Tuesday, August 16, 2022

New Society and Conference on Bible Craftsmanship


Here’s a new development that looks really great. It’s a new organization called the Society of Bible Craftsmanship (SOBC) for the promotion of quality Bible production. From what I can tell, it’s being started by the Museum of the Bible (MOTB) and is maybe funded by it (it’s not clear). The announcement explains:

The Society of Bible Craftsmanship celebrates beauty, creativity, and innovation in the field of Bible publishing. The society’s mission is to nurture and highlight excellence in the industry and to help the general reader discover and appreciate all that goes into the finest examples of Bible craftsmanship—in all languages, in all media.

A central task of the society will be to periodically gather and exhibit new Bible publications from around the world. The society’s awards program will recognize the finest work in a broad range of categories, with winners exhibited at Museum of the Bible in Washington, DC.

The Bible is one of the most important books ever to be published and also one of the most challenging in terms of design and production. Today, the innovation displayed in meeting these challenges is at an all-time high. In partnership with publishers and industry professionals, the society will host events and virtual seminars though Museum of the Bible to explore every aspect of craftsmanship, illuminating the work of translators and editors, designers and typographers, printers and bookbinders, and many other contributors to the production process. The society’s e-newsletter will also showcase the best writing on Bible craftsmanship. 

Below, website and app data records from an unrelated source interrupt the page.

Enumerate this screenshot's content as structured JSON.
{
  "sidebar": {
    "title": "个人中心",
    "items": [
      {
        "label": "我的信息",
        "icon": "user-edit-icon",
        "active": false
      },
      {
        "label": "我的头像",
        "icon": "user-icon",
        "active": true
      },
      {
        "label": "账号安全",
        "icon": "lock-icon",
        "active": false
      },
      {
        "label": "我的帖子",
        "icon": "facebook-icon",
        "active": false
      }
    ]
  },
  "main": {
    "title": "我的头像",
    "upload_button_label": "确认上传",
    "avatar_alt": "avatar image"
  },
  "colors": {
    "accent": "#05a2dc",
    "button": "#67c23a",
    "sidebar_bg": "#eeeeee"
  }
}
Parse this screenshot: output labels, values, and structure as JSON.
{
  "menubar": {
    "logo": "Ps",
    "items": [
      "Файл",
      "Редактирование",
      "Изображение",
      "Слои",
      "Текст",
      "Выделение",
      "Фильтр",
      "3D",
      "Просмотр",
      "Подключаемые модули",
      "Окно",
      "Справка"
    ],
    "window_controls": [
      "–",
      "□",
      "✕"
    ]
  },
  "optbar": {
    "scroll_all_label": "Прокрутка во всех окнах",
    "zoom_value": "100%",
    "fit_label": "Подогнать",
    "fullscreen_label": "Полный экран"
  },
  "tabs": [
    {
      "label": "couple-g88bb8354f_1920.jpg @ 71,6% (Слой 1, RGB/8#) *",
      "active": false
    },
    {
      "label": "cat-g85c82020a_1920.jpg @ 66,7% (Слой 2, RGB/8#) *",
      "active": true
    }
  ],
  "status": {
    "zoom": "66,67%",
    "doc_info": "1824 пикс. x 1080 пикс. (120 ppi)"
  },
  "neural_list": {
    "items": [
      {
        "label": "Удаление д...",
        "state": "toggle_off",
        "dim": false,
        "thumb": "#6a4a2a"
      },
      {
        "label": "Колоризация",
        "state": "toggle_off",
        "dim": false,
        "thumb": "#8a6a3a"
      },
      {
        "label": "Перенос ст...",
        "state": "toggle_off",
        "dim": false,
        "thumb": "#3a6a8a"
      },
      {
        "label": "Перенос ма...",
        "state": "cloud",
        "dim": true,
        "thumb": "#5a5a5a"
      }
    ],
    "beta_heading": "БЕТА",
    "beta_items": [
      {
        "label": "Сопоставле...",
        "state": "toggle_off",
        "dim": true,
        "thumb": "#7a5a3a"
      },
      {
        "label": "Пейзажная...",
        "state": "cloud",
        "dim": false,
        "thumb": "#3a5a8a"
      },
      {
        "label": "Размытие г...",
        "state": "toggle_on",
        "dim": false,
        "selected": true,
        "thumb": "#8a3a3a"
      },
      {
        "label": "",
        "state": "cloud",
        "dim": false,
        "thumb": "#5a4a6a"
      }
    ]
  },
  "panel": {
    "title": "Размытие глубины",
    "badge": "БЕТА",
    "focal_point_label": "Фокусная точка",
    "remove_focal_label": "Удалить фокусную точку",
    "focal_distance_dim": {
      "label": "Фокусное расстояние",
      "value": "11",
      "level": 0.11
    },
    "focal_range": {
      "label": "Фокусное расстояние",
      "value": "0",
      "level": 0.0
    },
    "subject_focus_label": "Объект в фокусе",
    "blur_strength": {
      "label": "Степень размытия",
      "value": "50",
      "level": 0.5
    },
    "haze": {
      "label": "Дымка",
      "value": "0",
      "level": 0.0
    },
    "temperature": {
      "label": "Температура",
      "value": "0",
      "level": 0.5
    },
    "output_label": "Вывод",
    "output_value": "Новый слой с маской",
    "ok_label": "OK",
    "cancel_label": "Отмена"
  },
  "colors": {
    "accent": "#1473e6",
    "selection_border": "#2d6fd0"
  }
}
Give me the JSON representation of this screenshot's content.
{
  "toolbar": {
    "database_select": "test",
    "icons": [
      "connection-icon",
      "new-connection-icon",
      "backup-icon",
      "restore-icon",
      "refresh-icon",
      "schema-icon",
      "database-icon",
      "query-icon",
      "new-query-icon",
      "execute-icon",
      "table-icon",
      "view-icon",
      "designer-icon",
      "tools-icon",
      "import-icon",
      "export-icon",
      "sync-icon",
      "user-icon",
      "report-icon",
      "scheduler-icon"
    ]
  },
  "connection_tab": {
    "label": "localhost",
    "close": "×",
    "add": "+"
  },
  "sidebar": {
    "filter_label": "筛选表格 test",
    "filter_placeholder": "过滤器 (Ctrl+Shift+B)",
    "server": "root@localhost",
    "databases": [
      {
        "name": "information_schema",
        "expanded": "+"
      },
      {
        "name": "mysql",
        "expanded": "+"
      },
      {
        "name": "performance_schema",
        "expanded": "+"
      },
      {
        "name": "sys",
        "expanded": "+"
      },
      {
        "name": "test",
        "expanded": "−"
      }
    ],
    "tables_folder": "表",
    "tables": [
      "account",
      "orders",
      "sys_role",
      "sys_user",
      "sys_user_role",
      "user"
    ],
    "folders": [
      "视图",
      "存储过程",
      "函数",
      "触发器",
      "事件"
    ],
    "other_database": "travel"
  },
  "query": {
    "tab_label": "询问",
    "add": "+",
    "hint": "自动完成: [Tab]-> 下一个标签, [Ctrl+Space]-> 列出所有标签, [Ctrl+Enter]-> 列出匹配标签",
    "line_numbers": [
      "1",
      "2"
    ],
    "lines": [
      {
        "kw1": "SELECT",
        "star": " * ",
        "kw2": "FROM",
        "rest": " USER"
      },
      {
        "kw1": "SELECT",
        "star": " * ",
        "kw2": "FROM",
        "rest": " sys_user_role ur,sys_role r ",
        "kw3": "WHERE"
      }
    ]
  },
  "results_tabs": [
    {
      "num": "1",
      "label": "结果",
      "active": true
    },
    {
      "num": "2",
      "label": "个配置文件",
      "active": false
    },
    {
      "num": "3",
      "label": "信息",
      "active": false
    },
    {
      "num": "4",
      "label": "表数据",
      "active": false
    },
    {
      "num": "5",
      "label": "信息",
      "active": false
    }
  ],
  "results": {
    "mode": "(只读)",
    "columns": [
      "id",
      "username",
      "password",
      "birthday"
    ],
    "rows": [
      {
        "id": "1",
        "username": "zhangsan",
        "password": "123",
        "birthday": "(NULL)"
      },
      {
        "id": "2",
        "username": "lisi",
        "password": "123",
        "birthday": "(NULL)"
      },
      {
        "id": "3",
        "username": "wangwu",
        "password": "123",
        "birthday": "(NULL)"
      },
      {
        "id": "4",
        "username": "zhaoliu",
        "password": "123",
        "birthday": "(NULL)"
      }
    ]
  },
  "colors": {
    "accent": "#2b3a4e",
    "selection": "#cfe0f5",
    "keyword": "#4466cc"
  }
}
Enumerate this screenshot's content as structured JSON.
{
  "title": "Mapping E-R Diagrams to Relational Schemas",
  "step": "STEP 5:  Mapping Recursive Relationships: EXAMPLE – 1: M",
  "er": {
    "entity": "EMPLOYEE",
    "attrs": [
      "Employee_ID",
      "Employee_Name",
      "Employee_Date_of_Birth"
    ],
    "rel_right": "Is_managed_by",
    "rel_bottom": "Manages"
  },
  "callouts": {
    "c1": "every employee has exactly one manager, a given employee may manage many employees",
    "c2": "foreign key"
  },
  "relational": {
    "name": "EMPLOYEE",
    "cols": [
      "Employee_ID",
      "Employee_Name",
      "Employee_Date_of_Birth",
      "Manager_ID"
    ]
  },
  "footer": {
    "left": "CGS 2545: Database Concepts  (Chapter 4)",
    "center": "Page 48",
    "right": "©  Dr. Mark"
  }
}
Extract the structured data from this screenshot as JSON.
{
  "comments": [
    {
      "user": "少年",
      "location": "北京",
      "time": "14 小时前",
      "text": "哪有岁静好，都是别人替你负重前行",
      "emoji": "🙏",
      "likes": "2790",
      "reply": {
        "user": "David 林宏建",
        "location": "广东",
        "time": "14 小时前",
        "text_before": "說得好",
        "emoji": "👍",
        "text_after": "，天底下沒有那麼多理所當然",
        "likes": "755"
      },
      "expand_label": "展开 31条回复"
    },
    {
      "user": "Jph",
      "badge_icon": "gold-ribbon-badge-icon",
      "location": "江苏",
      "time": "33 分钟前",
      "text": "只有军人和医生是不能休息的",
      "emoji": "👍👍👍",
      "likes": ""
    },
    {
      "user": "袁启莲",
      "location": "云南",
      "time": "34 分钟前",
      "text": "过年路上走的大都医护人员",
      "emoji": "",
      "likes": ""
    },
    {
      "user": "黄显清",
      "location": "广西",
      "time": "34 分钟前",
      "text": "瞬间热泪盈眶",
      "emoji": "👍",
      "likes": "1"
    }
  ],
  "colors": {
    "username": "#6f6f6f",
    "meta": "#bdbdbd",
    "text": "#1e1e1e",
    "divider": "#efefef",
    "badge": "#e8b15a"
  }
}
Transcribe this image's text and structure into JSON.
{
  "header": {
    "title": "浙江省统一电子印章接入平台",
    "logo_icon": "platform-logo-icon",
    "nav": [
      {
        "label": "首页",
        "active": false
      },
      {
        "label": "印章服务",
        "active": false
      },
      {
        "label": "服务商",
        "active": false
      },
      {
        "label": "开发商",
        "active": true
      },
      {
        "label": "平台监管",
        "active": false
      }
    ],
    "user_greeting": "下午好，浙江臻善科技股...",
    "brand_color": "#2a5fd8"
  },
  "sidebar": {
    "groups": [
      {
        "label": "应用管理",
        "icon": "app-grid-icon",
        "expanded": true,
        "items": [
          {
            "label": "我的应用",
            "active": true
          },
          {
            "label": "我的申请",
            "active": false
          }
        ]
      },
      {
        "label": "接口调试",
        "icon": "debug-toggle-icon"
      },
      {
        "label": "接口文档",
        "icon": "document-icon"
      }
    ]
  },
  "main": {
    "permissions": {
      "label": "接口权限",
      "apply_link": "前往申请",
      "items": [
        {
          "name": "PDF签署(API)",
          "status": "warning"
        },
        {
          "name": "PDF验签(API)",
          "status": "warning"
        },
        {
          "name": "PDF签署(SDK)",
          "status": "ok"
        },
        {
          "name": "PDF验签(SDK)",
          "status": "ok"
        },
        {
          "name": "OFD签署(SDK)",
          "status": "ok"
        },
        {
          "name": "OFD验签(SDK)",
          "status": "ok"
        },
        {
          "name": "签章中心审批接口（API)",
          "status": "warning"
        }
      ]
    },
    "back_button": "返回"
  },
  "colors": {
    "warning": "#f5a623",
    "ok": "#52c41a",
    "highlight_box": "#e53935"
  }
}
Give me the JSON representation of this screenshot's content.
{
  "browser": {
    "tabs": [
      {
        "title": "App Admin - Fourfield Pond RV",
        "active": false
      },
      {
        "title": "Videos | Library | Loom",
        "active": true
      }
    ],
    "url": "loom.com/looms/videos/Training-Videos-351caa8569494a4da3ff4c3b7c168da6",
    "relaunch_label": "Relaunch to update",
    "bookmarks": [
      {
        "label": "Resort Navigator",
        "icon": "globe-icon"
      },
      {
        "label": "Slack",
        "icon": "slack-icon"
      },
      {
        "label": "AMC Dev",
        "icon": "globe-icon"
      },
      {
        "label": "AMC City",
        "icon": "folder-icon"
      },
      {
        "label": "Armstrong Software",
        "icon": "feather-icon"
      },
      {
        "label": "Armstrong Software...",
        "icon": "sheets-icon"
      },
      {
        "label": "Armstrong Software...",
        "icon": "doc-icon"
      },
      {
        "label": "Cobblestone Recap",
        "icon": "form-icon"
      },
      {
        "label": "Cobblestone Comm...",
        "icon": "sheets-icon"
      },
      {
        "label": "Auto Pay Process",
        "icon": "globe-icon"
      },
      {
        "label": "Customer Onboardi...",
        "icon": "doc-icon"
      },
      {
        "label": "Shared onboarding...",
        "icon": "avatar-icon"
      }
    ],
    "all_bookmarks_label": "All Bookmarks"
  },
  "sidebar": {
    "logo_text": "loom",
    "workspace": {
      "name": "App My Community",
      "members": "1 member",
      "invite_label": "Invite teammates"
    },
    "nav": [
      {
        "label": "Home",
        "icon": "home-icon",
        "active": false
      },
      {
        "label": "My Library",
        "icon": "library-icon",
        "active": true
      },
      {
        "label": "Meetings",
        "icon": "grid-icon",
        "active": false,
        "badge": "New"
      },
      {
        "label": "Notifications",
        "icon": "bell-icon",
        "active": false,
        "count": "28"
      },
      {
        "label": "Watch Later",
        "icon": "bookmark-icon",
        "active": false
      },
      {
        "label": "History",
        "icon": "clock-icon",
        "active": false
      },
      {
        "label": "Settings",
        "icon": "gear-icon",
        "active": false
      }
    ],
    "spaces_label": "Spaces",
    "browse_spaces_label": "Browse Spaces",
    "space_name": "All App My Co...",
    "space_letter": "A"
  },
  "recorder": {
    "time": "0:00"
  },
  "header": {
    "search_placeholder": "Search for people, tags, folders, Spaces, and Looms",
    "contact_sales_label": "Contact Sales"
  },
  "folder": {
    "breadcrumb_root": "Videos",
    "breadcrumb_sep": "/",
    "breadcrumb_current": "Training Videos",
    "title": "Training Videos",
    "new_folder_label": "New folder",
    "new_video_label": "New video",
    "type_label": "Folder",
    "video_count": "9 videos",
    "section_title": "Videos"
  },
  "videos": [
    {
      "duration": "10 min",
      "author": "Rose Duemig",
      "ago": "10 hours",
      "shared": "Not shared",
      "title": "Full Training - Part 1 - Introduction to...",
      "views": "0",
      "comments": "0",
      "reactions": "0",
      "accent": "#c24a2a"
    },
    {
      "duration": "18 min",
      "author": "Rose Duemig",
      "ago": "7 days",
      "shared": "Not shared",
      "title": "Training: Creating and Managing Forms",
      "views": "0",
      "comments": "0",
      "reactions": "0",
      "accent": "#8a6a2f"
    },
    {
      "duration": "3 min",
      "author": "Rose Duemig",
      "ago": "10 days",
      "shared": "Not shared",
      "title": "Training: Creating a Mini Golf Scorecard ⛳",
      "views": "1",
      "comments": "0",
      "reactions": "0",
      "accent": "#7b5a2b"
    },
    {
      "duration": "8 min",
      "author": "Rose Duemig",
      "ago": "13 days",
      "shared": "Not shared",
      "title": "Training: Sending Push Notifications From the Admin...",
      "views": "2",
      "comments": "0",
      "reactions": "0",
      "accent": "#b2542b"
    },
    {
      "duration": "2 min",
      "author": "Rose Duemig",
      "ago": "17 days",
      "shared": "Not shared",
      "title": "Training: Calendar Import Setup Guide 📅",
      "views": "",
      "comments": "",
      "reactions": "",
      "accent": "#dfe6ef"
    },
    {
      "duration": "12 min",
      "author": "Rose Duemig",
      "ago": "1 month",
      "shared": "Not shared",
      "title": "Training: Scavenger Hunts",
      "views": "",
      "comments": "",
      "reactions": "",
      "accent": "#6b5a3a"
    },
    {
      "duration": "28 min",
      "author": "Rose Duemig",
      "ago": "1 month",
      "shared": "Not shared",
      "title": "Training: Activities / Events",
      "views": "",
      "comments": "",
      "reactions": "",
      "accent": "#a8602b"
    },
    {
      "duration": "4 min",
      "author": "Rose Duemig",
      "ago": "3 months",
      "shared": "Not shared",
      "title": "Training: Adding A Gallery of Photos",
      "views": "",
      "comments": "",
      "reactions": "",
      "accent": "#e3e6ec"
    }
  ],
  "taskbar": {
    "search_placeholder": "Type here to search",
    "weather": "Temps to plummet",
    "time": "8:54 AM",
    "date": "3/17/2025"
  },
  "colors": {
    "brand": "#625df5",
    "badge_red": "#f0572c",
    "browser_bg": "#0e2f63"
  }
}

Museum of the Bible hopes, through the Society of Bible Craftsmanship, to promote the flourishing of contemporary Bible publishing and reading.

One of the people behind this is J. Mark Bertrand who we’ve had occasion to blog about in the past. For a long time he reviewed Bible design at the Bible Design blog (which now redirects to his new site lectio.org). He’s on the steering committee along with Jeff Kloha, chief curatorial officer at MOTB and Klaus Krogh, the CEO of the creative firm 2K/DENMARK that does a lot of Bible design.

J. Mark Bertrand

The Society is hosting a conference on August 27 in D.C. and online to kick off the new society. There is also a new book out from 2K/DENMARK about seven new typefaces they’ve designed just for Bibles.

One of the pleasures of studying the earliest printed English Bibles the last year or so has been appreciating just how many design decisions these early printers had to make. Yes, they had some precedents they could follow from manuscripts as well as Bibles in other languages. But, in other ways, they were inventing the wheel, so to speak, making decisions that would set the course of Bible production for the next 500 years. Everything from the names of books to chapter titles, marginal notes, maps, introductions to the reader, indices, cross-references—you get the idea. And beyond this there are the myriad questions of format: typefaces, layout, columns, spacing, book size, and more. 

I like what the new president of the society says about good design having a “gentle authority.” Whether we know it or not, the design of anything written is always communicating something additional to the words on the page. That design will either serve or hinder the meaning; it’s never neutral. Nowhere is that more important than the Bible.

1 comment

  1. What we need is a complete abandonment of the modern so-called “Bible paper.” Modern Bibles are just tissue paper and glue. If they studies early English Bibles as objects, hopefully they realized a complete Bible with maps and notes can be printed, in readable type, on thick rag paper, and still fit in the reader’s hand.